by Roger McCay
21 February 2021
Sermon Passage: Revelation 1:14-20
Link to Audio Version
The story is told of Mrs. Monroe of Darlington, Maryland. She’s the mother of eight children. One afternoon, she came home from the grocery store, and as she walked into her home. Everything looked pretty much the same (though it was a bit quieter than usual). She looked into the middle of the living room and five of her darlings were sitting around in a circle, exceedingly quiet, doing something in the middle of the circle. She put down the sacks of groceries and walked over closely and saw that they were playing with five of the cutest skunks you can imagine. She was instantly terrified and yelled, “Run, children, run!” Each child grabbed a skunk and ran in five different directions. She was beside herself and screamed louder. It so scared the children that each one squeezed his and her skunk. And as we all know, skunks don’t like to be squeezed.
Fear is a natural response to danger and things out of our control. It’s the cause of panic, anxiety, and people can, apparently, die from it. In such ways it’s an emotional response. It can also be a rational response, leading to wise actions in the face of danger, what we might call a healthy fear. It is in the face of fear, too, when the virtue of courage shines bright.
Fear is also a most sensible response when it comes how we understand the Lord in relation to ourselves. “The fear of the Lord is the beginning of knowledge” and “wisdom” (Prov. 1:7 & 9:10). For the redeemed, God’s covenant people purchased by his blood on the cross, fear of the Lord is not a fear of death, damnation, or suffering God’s wrath. It is, rather, the opposite. The fear of the Lord emanating from his beloved people is a response of respectful, worshipful, loving awe of the Almighty. Thus, it is from that point, in the fear of the Lord, that we journey into true knowing and the understanding of the deeper things. And, too, as God’s people, our fear of the Lord means we have a solid foundation for courage in the face of anything.

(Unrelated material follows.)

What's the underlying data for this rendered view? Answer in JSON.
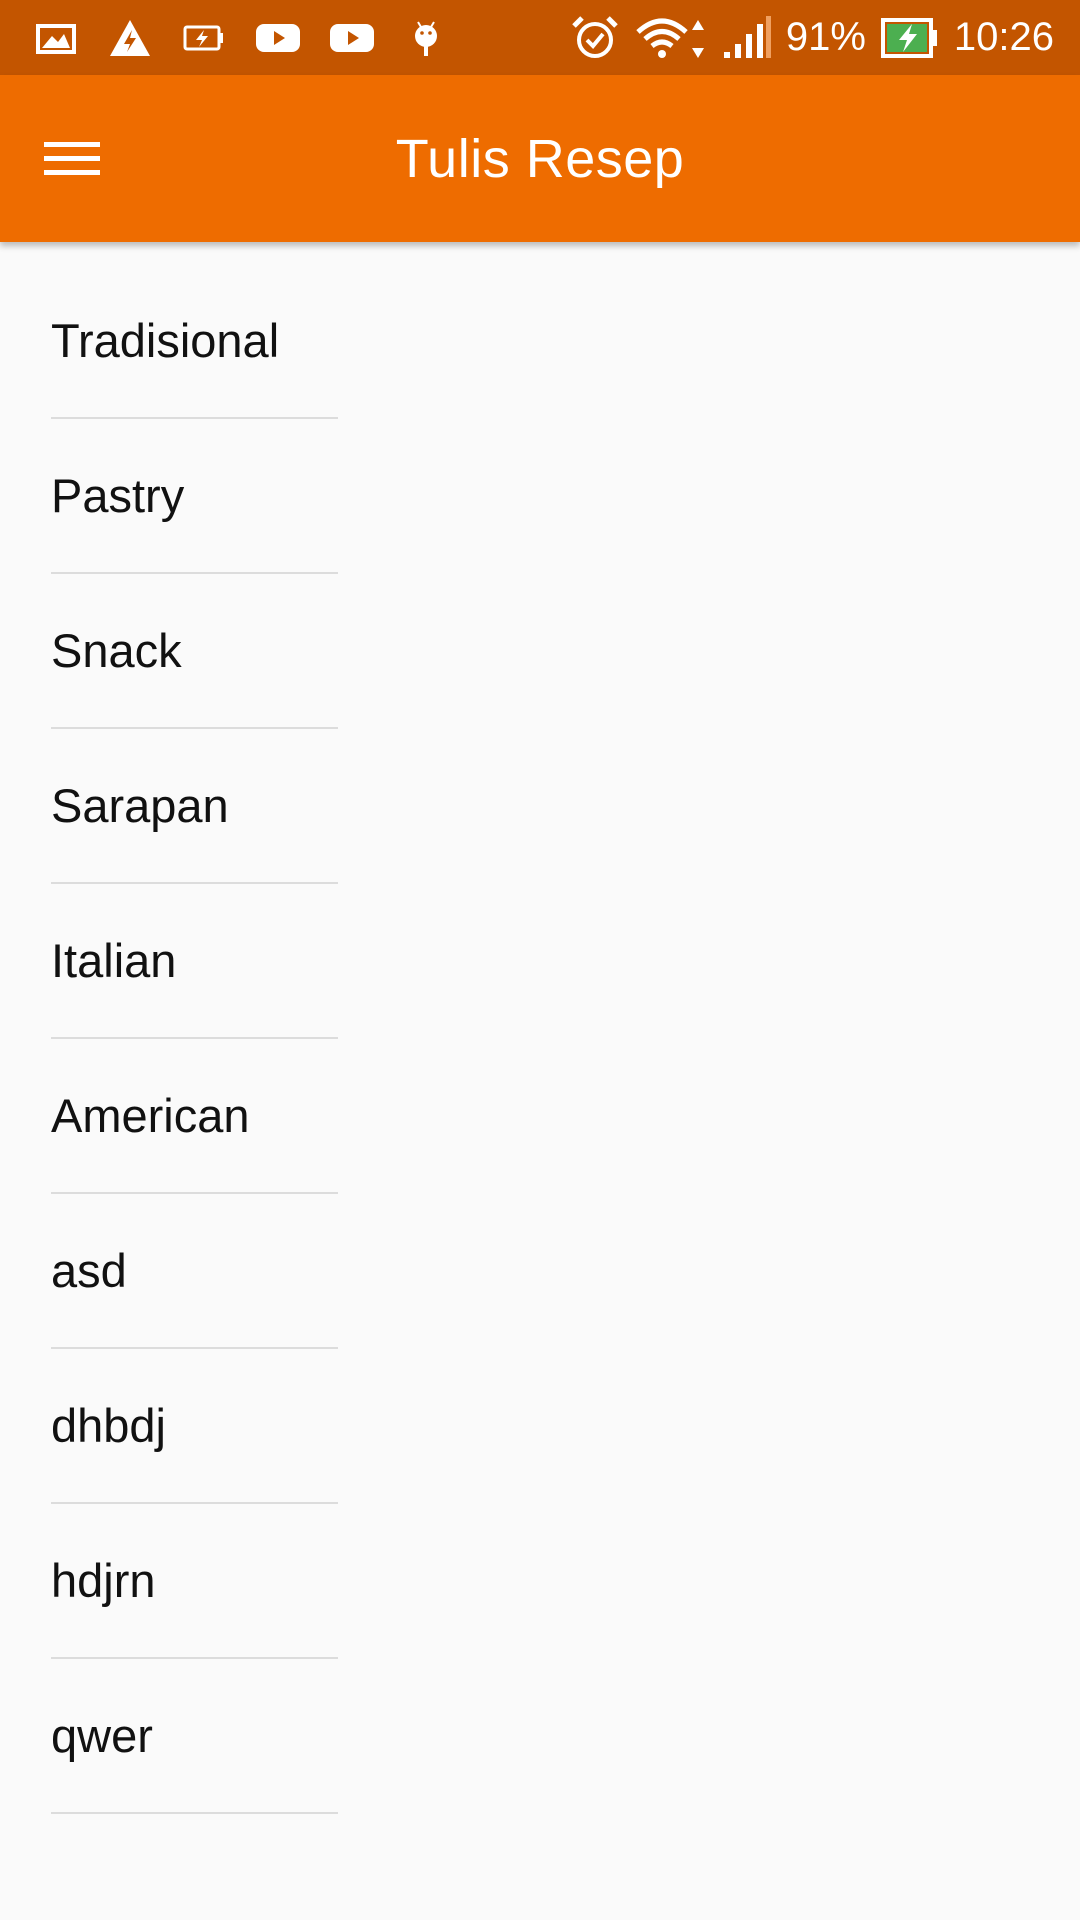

Jesus, the incarnate Lord, has a transverse presence—transversing heaven and earth. As God, he is omnipresent (also omniscient and omnipotent). As Man, he has a physical body, and can manifest his presence anywhere at will. In the case of our passage today, the Lord’s coming to a particular place and time and to a particular man reveals aspects of his loving assurance, exalted reality, and shepherding concern.

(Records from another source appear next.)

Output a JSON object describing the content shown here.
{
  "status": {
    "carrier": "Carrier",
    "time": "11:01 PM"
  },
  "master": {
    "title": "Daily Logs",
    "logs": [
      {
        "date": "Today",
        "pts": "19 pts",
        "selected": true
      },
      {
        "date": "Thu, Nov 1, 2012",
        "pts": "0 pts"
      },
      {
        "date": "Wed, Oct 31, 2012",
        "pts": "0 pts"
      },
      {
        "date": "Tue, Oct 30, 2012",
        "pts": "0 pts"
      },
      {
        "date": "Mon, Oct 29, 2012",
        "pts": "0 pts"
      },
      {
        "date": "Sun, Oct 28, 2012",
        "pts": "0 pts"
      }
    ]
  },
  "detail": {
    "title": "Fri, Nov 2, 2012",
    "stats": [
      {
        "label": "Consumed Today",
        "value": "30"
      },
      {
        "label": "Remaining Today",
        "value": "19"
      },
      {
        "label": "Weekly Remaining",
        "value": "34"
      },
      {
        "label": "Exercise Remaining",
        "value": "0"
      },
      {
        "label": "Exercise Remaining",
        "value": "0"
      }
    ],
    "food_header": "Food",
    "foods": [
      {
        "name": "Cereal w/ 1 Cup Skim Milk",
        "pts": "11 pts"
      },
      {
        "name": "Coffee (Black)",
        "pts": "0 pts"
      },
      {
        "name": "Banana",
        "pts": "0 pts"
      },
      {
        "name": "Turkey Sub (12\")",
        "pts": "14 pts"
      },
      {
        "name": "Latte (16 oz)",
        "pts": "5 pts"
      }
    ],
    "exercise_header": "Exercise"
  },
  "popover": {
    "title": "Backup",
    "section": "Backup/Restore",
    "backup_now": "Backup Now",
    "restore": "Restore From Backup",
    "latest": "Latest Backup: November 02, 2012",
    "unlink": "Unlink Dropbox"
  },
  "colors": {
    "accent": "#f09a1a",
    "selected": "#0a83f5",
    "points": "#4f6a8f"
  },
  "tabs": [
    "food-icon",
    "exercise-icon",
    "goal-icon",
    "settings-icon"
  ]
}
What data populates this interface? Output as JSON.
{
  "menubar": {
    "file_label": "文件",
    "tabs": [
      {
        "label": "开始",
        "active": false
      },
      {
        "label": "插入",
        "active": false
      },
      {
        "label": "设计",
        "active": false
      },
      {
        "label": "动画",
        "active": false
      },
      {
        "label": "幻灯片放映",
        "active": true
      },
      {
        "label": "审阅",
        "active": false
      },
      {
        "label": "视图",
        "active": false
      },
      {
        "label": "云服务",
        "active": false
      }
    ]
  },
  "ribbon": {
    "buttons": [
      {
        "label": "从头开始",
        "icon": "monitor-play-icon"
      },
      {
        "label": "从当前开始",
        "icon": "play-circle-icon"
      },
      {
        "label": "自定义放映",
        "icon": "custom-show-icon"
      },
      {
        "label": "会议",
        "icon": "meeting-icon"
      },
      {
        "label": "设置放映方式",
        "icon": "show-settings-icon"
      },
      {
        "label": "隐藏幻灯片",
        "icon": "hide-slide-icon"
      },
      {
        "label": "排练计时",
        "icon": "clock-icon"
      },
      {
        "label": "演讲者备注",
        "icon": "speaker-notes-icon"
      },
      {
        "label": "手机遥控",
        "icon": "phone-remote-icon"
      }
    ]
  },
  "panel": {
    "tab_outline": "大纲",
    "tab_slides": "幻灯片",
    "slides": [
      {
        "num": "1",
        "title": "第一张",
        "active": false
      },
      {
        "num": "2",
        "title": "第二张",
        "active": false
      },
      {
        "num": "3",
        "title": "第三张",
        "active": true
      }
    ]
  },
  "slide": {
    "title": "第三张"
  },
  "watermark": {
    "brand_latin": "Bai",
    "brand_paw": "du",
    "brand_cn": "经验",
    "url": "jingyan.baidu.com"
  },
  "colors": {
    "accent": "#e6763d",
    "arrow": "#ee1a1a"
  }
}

So it was that, sometime in the mid-60s AD, John was on the prison island of Patmos, worshipping in the Spirit on the Lord’s day, Sunday, and Jesus appeared to him in his glory. John knew Jesus well. He was one of Jesus’ twelve specially called disciples, who spent the years of Jesus’ ministry with him. Within that group he was of the Peter, James, and John trio. He also knew Jesus as a best friend, and is known as the beloved disciple. John saw Jesus transfigured and meeting with Moses and Elijah, and he saw Jesus crucified, risen, then ascending. John was also the one to whom Jesus entrusted his mother, Mary. Yet, we see that despite his very close relationship with Jesus, John was overwhelmed with a healthy fear of the most powerful being in existence paying him a visit, in the flesh—Creator to creature, Sovereign to subject, Redeemer to redeemed, eternal Word to apostle. John’s awe and natural response, in the sudden manifested presence of the risen, glorified Lord, led him to fall down on his face as though dead (Rev. 1:17).
Notice how Jesus responded to John’s falling on his face, in vv. 17-18.

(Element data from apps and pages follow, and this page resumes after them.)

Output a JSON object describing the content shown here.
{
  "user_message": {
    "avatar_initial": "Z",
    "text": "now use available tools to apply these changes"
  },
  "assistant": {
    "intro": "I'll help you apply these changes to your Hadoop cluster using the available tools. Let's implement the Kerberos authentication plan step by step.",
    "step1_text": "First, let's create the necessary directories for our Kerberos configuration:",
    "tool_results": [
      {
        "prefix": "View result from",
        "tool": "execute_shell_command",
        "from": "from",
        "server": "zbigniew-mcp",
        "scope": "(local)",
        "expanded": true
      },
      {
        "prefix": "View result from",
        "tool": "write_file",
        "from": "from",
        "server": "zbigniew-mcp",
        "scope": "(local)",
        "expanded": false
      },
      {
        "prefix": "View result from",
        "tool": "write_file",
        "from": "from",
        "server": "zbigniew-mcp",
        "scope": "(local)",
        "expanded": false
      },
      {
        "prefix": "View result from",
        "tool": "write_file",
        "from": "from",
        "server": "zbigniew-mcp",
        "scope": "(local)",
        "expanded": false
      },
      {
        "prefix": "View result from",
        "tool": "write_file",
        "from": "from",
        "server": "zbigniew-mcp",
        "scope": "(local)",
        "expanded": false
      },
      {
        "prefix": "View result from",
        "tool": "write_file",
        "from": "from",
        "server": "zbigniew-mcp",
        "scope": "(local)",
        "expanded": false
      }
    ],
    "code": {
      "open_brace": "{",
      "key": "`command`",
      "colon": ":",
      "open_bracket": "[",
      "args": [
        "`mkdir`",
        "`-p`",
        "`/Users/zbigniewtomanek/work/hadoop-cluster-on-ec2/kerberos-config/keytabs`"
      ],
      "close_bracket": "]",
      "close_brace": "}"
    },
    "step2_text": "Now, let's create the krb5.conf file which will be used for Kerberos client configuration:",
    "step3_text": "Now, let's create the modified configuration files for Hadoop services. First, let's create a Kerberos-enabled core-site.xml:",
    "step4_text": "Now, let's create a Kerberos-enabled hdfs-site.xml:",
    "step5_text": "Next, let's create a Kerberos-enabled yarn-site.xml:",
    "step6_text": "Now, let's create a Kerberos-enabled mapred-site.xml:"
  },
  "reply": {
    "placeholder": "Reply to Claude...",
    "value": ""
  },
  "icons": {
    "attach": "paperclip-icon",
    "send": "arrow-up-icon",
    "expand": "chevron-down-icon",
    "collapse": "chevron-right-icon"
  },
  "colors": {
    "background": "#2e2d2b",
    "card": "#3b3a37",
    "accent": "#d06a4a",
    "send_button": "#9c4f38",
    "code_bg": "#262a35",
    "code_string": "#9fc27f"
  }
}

But he laid his right hand on me, saying, “Fear not, I am the first and the last, and the living one. I died, and behold I am alive forevermore, and I have the keys of Death and Hades.”
Jesus responds to John’s prostration with assurance, with both a touch and knowledge. The physical touch of the Lord tells us that John was not hallucinating, or simply experiencing a trancelike vision. The Lord was physically present with John. Considering the circumstances (with John on a prison island and his tribulation), this brings to mind the Lord Jesus’ physically appearing to Paul (when Paul was imprisoned in Jerusalem), both as a comfort to Paul and to give Paul a message that would sustain him through the coming hard times (Acts 23:11).